▶ **BRIEF**
The answer is a single figure: how many lines below contain the word "JSON".

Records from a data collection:
------------------------------------------------------------
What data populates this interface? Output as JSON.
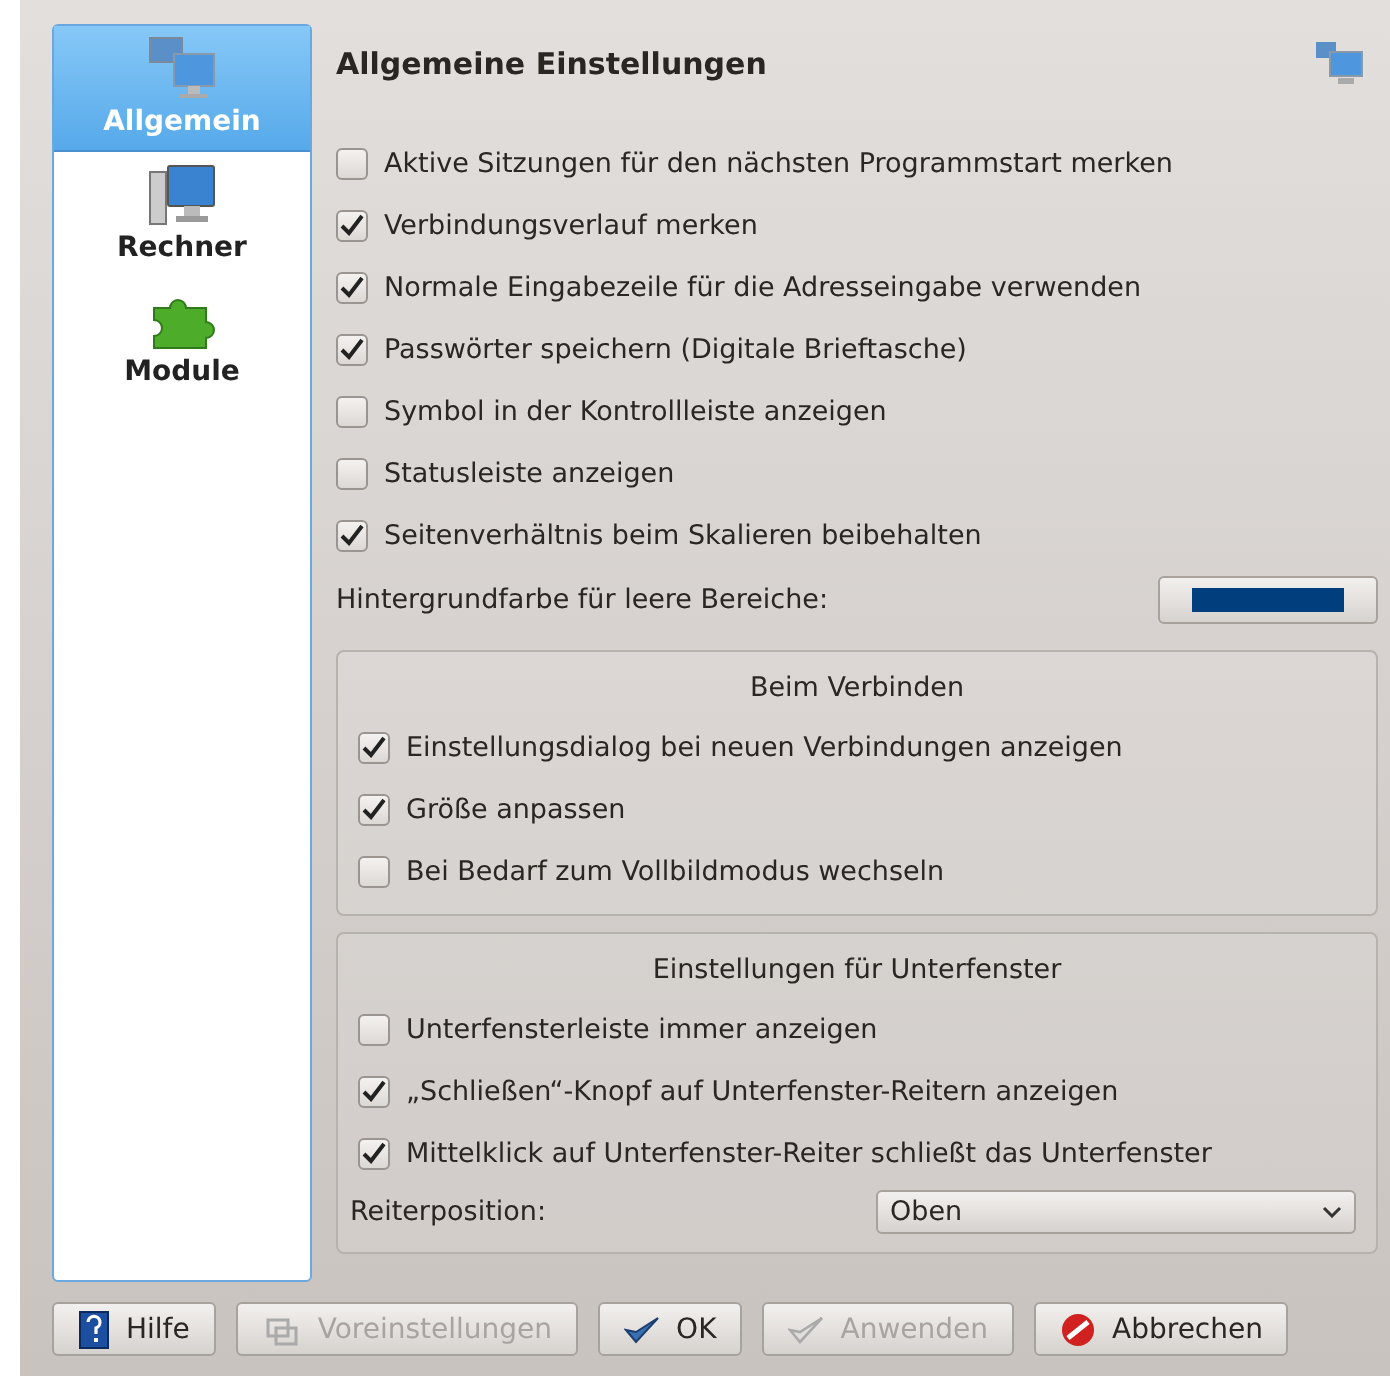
{
  "sidebar": {
    "items": [
      {
        "label": "Allgemein",
        "kind": "network",
        "selected": true
      },
      {
        "label": "Rechner",
        "kind": "computer",
        "selected": false
      },
      {
        "label": "Module",
        "kind": "puzzle",
        "selected": false
      }
    ]
  },
  "page": {
    "title": "Allgemeine Einstellungen",
    "options": [
      {
        "label": "Aktive Sitzungen für den nächsten Programmstart merken",
        "checked": false
      },
      {
        "label": "Verbindungsverlauf merken",
        "checked": true
      },
      {
        "label": "Normale Eingabezeile für die Adresseingabe verwenden",
        "checked": true
      },
      {
        "label": "Passwörter speichern (Digitale Brieftasche)",
        "checked": true
      },
      {
        "label": "Symbol in der Kontrollleiste anzeigen",
        "checked": false
      },
      {
        "label": "Statusleiste anzeigen",
        "checked": false
      },
      {
        "label": "Seitenverhältnis beim Skalieren beibehalten",
        "checked": true
      }
    ],
    "background_color": {
      "label": "Hintergrundfarbe für leere Bereiche:",
      "color": "#003e7e"
    },
    "groups": [
      {
        "title": "Beim Verbinden",
        "options": [
          {
            "label": "Einstellungsdialog bei neuen Verbindungen anzeigen",
            "checked": true
          },
          {
            "label": "Größe anpassen",
            "checked": true
          },
          {
            "label": "Bei Bedarf zum Vollbildmodus wechseln",
            "checked": false
          }
        ]
      },
      {
        "title": "Einstellungen für Unterfenster",
        "options": [
          {
            "label": "Unterfensterleiste immer anzeigen",
            "checked": false
          },
          {
            "label": "„Schließen“-Knopf auf Unterfenster-Reitern anzeigen",
            "checked": true
          },
          {
            "label": "Mittelklick auf Unterfenster-Reiter schließt das Unterfenster",
            "checked": true
          }
        ],
        "select": {
          "label": "Reiterposition:",
          "value": "Oben"
        }
      }
    ]
  },
  "buttons": [
    {
      "label": "Hilfe",
      "kind": "help",
      "disabled": false
    },
    {
      "label": "Voreinstellungen",
      "kind": "defaults",
      "disabled": true
    },
    {
      "label": "OK",
      "kind": "ok",
      "disabled": false
    },
    {
      "label": "Anwenden",
      "kind": "apply",
      "disabled": true
    },
    {
      "label": "Abbrechen",
      "kind": "cancel",
      "disabled": false
    }
  ]
}
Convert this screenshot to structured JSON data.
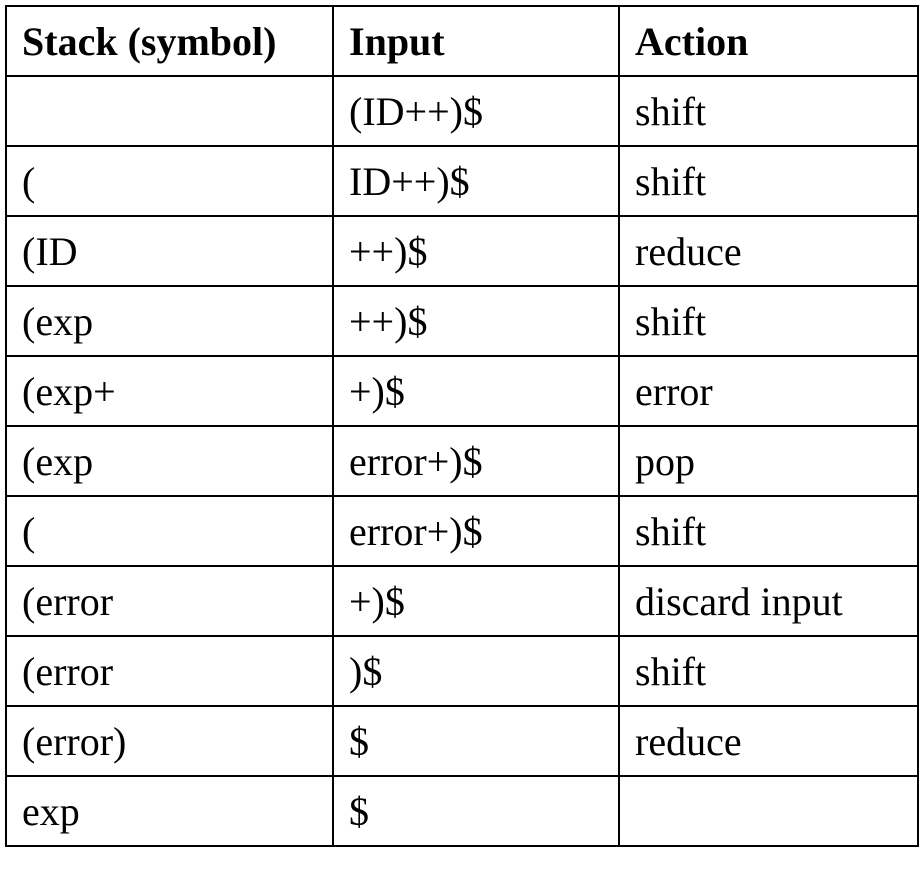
{
  "table": {
    "headers": [
      "Stack (symbol)",
      "Input",
      "Action"
    ],
    "rows": [
      [
        "",
        "(ID++)$",
        "shift"
      ],
      [
        "(",
        "ID++)$",
        "shift"
      ],
      [
        "(ID",
        "++)$",
        "reduce"
      ],
      [
        "(exp",
        "++)$",
        "shift"
      ],
      [
        "(exp+",
        "+)$",
        "error"
      ],
      [
        "(exp",
        "error+)$",
        "pop"
      ],
      [
        "(",
        "error+)$",
        "shift"
      ],
      [
        "(error",
        "+)$",
        "discard input"
      ],
      [
        "(error",
        ")$",
        "shift"
      ],
      [
        "(error)",
        "$",
        "reduce"
      ],
      [
        "exp",
        "$",
        ""
      ]
    ]
  }
}
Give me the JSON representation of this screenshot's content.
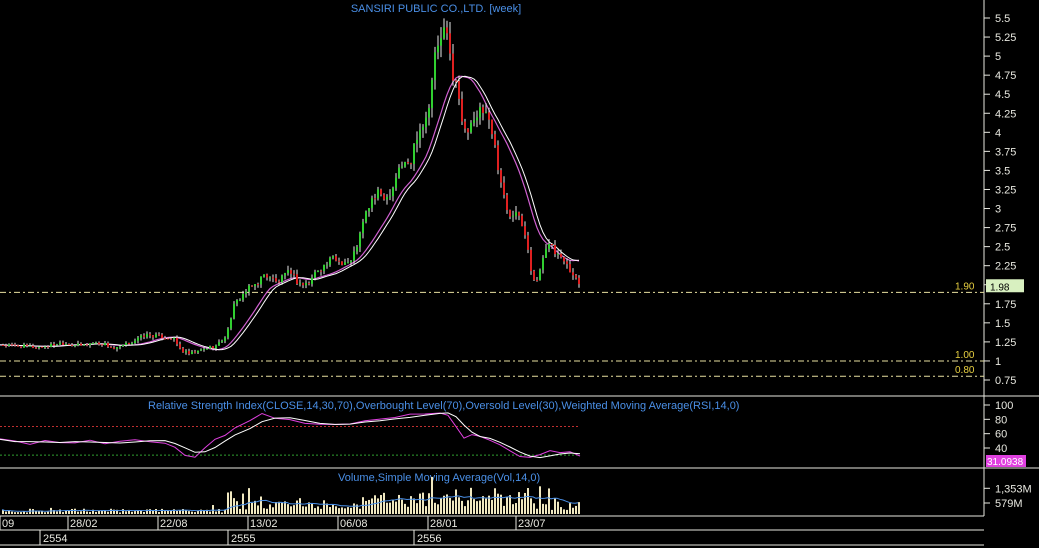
{
  "chart_data": {
    "type": "candlestick",
    "title": "SANSIRI PUBLIC CO.,LTD. [week]",
    "price_axis": {
      "ylim": [
        0.6,
        5.6
      ],
      "ticks": [
        "5.5",
        "5.25",
        "5",
        "4.75",
        "4.5",
        "4.25",
        "4",
        "3.75",
        "3.5",
        "3.25",
        "3",
        "2.75",
        "2.5",
        "2.25",
        "2",
        "1.75",
        "1.5",
        "1.25",
        "1",
        "0.75"
      ],
      "tick_values": [
        5.5,
        5.25,
        5,
        4.75,
        4.5,
        4.25,
        4,
        3.75,
        3.5,
        3.25,
        3,
        2.75,
        2.5,
        2.25,
        2,
        1.75,
        1.5,
        1.25,
        1,
        0.75
      ]
    },
    "levels": [
      {
        "label": "1.90",
        "value": 1.9
      },
      {
        "label": "1.00",
        "value": 1.0
      },
      {
        "label": "0.80",
        "value": 0.8
      }
    ],
    "last_price": {
      "label": "1.98",
      "value": 1.98
    },
    "close_path": [
      [
        0,
        1.21
      ],
      [
        12,
        1.2
      ],
      [
        24,
        1.19
      ],
      [
        36,
        1.18
      ],
      [
        48,
        1.2
      ],
      [
        60,
        1.24
      ],
      [
        70,
        1.22
      ],
      [
        80,
        1.2
      ],
      [
        92,
        1.24
      ],
      [
        104,
        1.22
      ],
      [
        114,
        1.15
      ],
      [
        124,
        1.21
      ],
      [
        134,
        1.27
      ],
      [
        144,
        1.34
      ],
      [
        154,
        1.33
      ],
      [
        164,
        1.31
      ],
      [
        172,
        1.3
      ],
      [
        180,
        1.14
      ],
      [
        188,
        1.09
      ],
      [
        196,
        1.12
      ],
      [
        206,
        1.17
      ],
      [
        216,
        1.2
      ],
      [
        226,
        1.35
      ],
      [
        232,
        1.7
      ],
      [
        240,
        1.85
      ],
      [
        248,
        1.95
      ],
      [
        256,
        2.02
      ],
      [
        262,
        2.12
      ],
      [
        268,
        2.12
      ],
      [
        276,
        2.02
      ],
      [
        284,
        2.12
      ],
      [
        290,
        2.18
      ],
      [
        296,
        2.04
      ],
      [
        302,
        2.0
      ],
      [
        308,
        2.02
      ],
      [
        316,
        2.2
      ],
      [
        324,
        2.25
      ],
      [
        332,
        2.35
      ],
      [
        340,
        2.3
      ],
      [
        350,
        2.3
      ],
      [
        358,
        2.6
      ],
      [
        364,
        2.9
      ],
      [
        370,
        3.1
      ],
      [
        378,
        3.2
      ],
      [
        386,
        3.15
      ],
      [
        392,
        3.3
      ],
      [
        398,
        3.55
      ],
      [
        404,
        3.58
      ],
      [
        410,
        3.6
      ],
      [
        414,
        3.9
      ],
      [
        420,
        4.1
      ],
      [
        426,
        4.2
      ],
      [
        430,
        4.6
      ],
      [
        434,
        5.0
      ],
      [
        440,
        5.25
      ],
      [
        444,
        5.35
      ],
      [
        448,
        5.1
      ],
      [
        452,
        4.75
      ],
      [
        456,
        4.6
      ],
      [
        460,
        4.2
      ],
      [
        464,
        4.0
      ],
      [
        468,
        4.1
      ],
      [
        472,
        4.2
      ],
      [
        476,
        4.15
      ],
      [
        480,
        4.3
      ],
      [
        486,
        4.2
      ],
      [
        490,
        4.0
      ],
      [
        494,
        3.8
      ],
      [
        498,
        3.5
      ],
      [
        502,
        3.2
      ],
      [
        506,
        3.0
      ],
      [
        510,
        2.9
      ],
      [
        514,
        3.0
      ],
      [
        518,
        2.85
      ],
      [
        522,
        2.75
      ],
      [
        526,
        2.55
      ],
      [
        530,
        2.2
      ],
      [
        534,
        2.0
      ],
      [
        540,
        2.25
      ],
      [
        546,
        2.5
      ],
      [
        550,
        2.6
      ],
      [
        554,
        2.45
      ],
      [
        560,
        2.4
      ],
      [
        566,
        2.3
      ],
      [
        570,
        2.15
      ],
      [
        576,
        2.05
      ],
      [
        580,
        1.98
      ]
    ],
    "rsi": {
      "label": "Relative Strength Index(CLOSE,14,30,70),Overbought Level(70),Oversold Level(30),Weighted Moving Average(RSI,14,0)",
      "ticks": [
        "100",
        "80",
        "60",
        "40"
      ],
      "tick_values": [
        100,
        80,
        60,
        40
      ],
      "ylim": [
        15,
        105
      ],
      "overbought": 70,
      "oversold": 30,
      "last_value_label": "31.0938",
      "points": [
        [
          0,
          52
        ],
        [
          15,
          49
        ],
        [
          30,
          46
        ],
        [
          45,
          50
        ],
        [
          60,
          47
        ],
        [
          75,
          50
        ],
        [
          90,
          48
        ],
        [
          105,
          45
        ],
        [
          120,
          48
        ],
        [
          135,
          52
        ],
        [
          150,
          50
        ],
        [
          165,
          49
        ],
        [
          175,
          40
        ],
        [
          185,
          32
        ],
        [
          195,
          30
        ],
        [
          205,
          42
        ],
        [
          215,
          50
        ],
        [
          225,
          57
        ],
        [
          235,
          68
        ],
        [
          250,
          76
        ],
        [
          262,
          86
        ],
        [
          275,
          83
        ],
        [
          290,
          78
        ],
        [
          305,
          74
        ],
        [
          320,
          71
        ],
        [
          335,
          74
        ],
        [
          350,
          75
        ],
        [
          365,
          80
        ],
        [
          380,
          79
        ],
        [
          395,
          83
        ],
        [
          410,
          86
        ],
        [
          425,
          88
        ],
        [
          440,
          91
        ],
        [
          448,
          88
        ],
        [
          456,
          72
        ],
        [
          464,
          56
        ],
        [
          472,
          58
        ],
        [
          480,
          54
        ],
        [
          490,
          48
        ],
        [
          500,
          42
        ],
        [
          510,
          34
        ],
        [
          520,
          27
        ],
        [
          530,
          25
        ],
        [
          540,
          28
        ],
        [
          550,
          34
        ],
        [
          560,
          33
        ],
        [
          570,
          32
        ],
        [
          580,
          31
        ]
      ]
    },
    "volume": {
      "label": "Volume,Simple Moving Average(Vol,14,0)",
      "ticks": [
        "1,353M",
        "579M"
      ],
      "tick_values": [
        1353,
        579
      ],
      "ylim": [
        0,
        2000
      ]
    },
    "x_ticks": [
      "09",
      "28/02",
      "22/08",
      "13/02",
      "06/08",
      "28/01",
      "23/07"
    ],
    "year_ticks": [
      "2554",
      "2555",
      "2556"
    ]
  }
}
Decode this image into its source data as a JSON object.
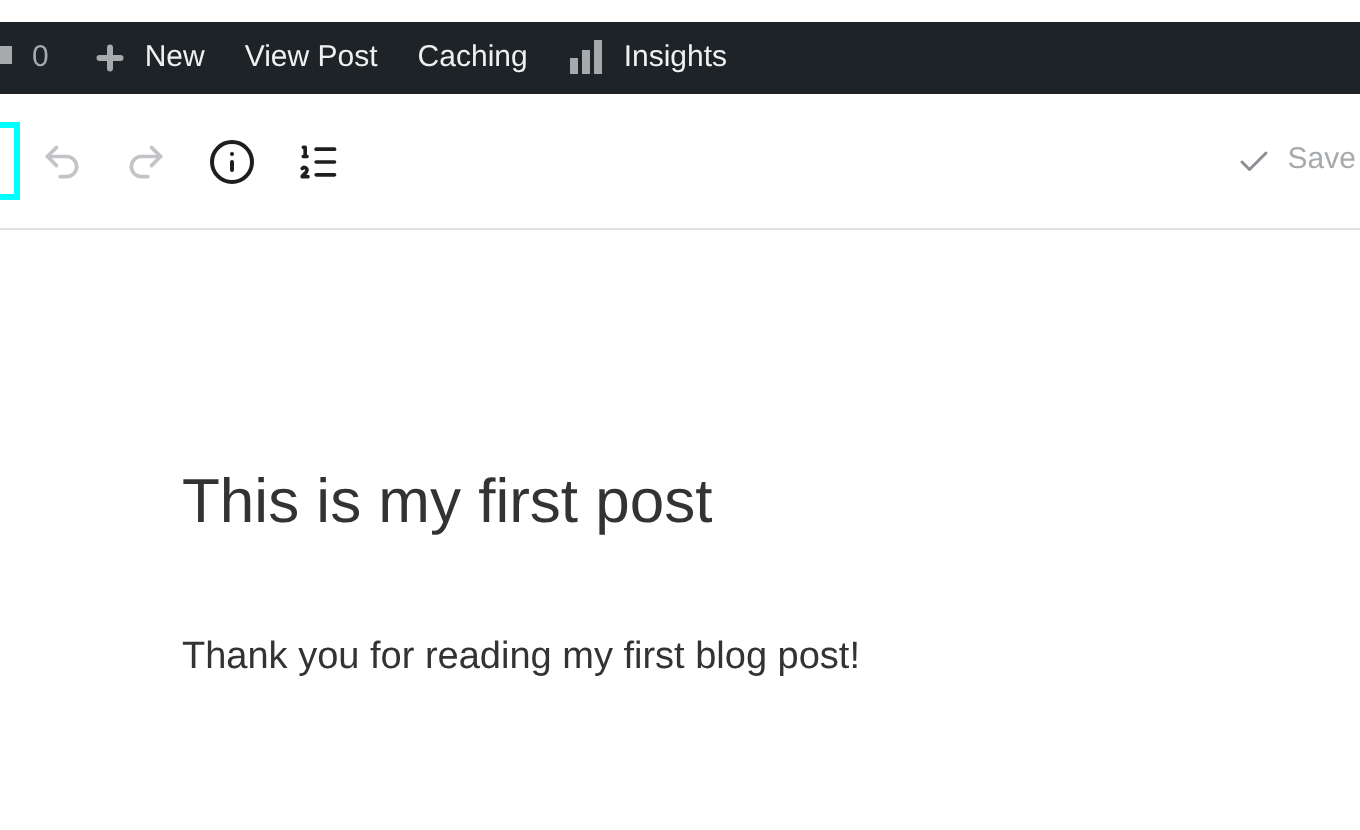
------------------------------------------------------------
▶ **EXPECTED OUTPUT**
4